(Element data from apps and pages)
-*-

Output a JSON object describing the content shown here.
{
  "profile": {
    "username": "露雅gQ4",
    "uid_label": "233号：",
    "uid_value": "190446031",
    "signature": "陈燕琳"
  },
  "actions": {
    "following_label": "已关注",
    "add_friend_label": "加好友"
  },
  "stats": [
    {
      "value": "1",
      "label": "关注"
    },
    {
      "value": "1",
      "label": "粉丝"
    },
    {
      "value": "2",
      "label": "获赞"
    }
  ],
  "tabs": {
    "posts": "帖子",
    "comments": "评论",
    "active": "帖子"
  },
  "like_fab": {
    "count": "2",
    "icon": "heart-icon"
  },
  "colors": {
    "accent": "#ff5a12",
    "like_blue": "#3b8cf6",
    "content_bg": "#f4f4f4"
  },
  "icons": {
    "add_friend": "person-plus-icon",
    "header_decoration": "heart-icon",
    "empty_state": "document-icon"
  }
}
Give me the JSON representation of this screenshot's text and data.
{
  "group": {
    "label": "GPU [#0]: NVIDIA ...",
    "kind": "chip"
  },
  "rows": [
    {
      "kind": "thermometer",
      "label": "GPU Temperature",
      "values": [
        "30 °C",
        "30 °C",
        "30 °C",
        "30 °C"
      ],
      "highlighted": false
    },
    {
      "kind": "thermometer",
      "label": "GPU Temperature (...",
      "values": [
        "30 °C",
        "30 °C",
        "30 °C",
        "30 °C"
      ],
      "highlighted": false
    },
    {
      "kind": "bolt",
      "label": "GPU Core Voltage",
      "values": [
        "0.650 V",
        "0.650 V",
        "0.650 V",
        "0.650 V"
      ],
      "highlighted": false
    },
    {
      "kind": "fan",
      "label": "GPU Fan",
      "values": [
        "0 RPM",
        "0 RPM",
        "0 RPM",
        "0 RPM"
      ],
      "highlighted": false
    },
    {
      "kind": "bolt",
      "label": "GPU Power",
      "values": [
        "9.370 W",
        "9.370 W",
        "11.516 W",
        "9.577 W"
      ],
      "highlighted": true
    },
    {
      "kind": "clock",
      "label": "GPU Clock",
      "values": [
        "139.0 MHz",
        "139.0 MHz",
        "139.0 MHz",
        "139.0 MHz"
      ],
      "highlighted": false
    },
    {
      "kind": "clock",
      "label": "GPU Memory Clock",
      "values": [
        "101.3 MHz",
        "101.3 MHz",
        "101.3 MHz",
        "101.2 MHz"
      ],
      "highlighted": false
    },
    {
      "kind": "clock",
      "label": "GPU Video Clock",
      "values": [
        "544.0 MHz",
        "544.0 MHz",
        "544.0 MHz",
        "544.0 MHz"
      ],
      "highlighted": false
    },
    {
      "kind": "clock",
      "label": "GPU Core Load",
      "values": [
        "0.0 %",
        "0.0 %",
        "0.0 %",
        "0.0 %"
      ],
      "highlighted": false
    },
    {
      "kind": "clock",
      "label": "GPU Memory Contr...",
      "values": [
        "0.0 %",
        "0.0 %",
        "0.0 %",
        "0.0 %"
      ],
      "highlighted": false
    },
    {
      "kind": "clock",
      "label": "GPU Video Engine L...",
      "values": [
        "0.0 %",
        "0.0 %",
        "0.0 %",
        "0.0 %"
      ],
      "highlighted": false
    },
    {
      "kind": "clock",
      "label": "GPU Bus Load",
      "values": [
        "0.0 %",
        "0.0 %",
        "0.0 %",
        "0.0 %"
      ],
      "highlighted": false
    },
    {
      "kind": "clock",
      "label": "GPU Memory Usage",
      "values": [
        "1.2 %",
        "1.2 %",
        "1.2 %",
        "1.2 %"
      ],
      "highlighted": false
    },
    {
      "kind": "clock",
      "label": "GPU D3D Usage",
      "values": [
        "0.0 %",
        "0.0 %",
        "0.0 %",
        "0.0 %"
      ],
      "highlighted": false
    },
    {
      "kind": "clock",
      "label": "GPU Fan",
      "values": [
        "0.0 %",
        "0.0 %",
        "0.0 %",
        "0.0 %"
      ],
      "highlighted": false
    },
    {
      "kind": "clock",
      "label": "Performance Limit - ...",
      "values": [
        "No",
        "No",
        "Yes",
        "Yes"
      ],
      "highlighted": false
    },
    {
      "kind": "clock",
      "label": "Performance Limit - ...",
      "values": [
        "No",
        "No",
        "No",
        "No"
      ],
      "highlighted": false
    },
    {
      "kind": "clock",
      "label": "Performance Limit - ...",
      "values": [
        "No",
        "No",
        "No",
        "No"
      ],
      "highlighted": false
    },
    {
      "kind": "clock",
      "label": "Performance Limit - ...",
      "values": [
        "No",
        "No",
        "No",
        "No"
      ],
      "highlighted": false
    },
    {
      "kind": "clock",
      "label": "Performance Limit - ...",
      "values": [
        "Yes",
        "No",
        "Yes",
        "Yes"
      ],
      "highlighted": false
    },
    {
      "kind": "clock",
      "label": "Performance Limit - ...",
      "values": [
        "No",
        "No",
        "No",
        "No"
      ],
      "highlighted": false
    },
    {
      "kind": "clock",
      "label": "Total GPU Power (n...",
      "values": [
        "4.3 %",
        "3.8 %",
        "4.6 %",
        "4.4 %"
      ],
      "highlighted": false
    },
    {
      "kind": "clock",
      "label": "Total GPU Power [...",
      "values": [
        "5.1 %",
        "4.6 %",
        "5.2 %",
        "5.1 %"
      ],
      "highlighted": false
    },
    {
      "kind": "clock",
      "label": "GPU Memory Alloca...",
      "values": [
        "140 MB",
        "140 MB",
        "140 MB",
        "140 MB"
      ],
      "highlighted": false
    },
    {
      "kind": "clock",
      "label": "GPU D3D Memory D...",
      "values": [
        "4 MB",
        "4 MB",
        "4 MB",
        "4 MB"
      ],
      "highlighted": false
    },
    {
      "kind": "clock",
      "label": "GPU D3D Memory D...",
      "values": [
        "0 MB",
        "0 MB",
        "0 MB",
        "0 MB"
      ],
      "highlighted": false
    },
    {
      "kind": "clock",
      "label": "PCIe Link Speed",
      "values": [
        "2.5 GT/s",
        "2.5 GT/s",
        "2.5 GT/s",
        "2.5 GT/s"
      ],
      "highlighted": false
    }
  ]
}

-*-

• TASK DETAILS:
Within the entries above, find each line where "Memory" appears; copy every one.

• ANSWER:
      "label": "GPU Memory Clock",
      "label": "GPU Memory Contr...",
      "label": "GPU Memory Usage",
      "label": "GPU Memory Alloca...",
      "label": "GPU D3D Memory D...",
      "label": "GPU D3D Memory D...",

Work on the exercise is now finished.